-------- Dataset records

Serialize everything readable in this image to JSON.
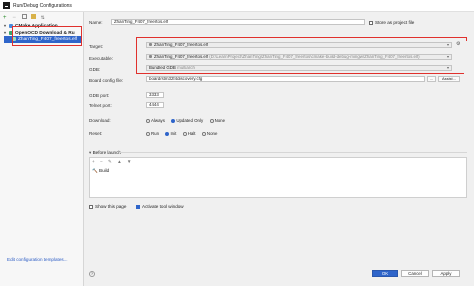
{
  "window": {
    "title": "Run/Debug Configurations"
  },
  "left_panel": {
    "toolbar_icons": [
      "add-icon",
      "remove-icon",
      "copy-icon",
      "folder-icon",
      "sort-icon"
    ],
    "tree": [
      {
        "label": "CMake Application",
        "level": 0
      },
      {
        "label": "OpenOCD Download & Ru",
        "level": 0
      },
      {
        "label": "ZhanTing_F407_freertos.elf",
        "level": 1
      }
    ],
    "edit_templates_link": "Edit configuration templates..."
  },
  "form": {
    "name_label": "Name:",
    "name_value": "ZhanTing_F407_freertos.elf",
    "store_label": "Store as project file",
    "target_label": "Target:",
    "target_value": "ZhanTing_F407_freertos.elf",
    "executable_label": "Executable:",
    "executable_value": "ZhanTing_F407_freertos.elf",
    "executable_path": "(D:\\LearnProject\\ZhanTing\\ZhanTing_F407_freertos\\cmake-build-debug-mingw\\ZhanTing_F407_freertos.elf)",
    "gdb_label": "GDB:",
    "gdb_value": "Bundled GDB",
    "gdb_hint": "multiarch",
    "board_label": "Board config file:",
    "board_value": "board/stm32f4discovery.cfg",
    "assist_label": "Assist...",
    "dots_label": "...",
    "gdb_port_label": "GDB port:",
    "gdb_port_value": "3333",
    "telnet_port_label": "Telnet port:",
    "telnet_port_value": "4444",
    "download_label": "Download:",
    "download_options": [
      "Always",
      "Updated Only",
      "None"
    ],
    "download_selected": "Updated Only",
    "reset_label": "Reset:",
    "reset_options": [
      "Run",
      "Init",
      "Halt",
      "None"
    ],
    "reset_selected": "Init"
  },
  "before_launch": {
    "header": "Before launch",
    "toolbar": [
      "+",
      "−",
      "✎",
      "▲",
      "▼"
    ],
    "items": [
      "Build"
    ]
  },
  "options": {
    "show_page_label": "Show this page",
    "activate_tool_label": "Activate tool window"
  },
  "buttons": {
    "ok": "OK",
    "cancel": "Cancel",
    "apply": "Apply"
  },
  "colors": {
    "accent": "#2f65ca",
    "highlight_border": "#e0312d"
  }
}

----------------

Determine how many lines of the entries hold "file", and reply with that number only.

> _Solved problem_
2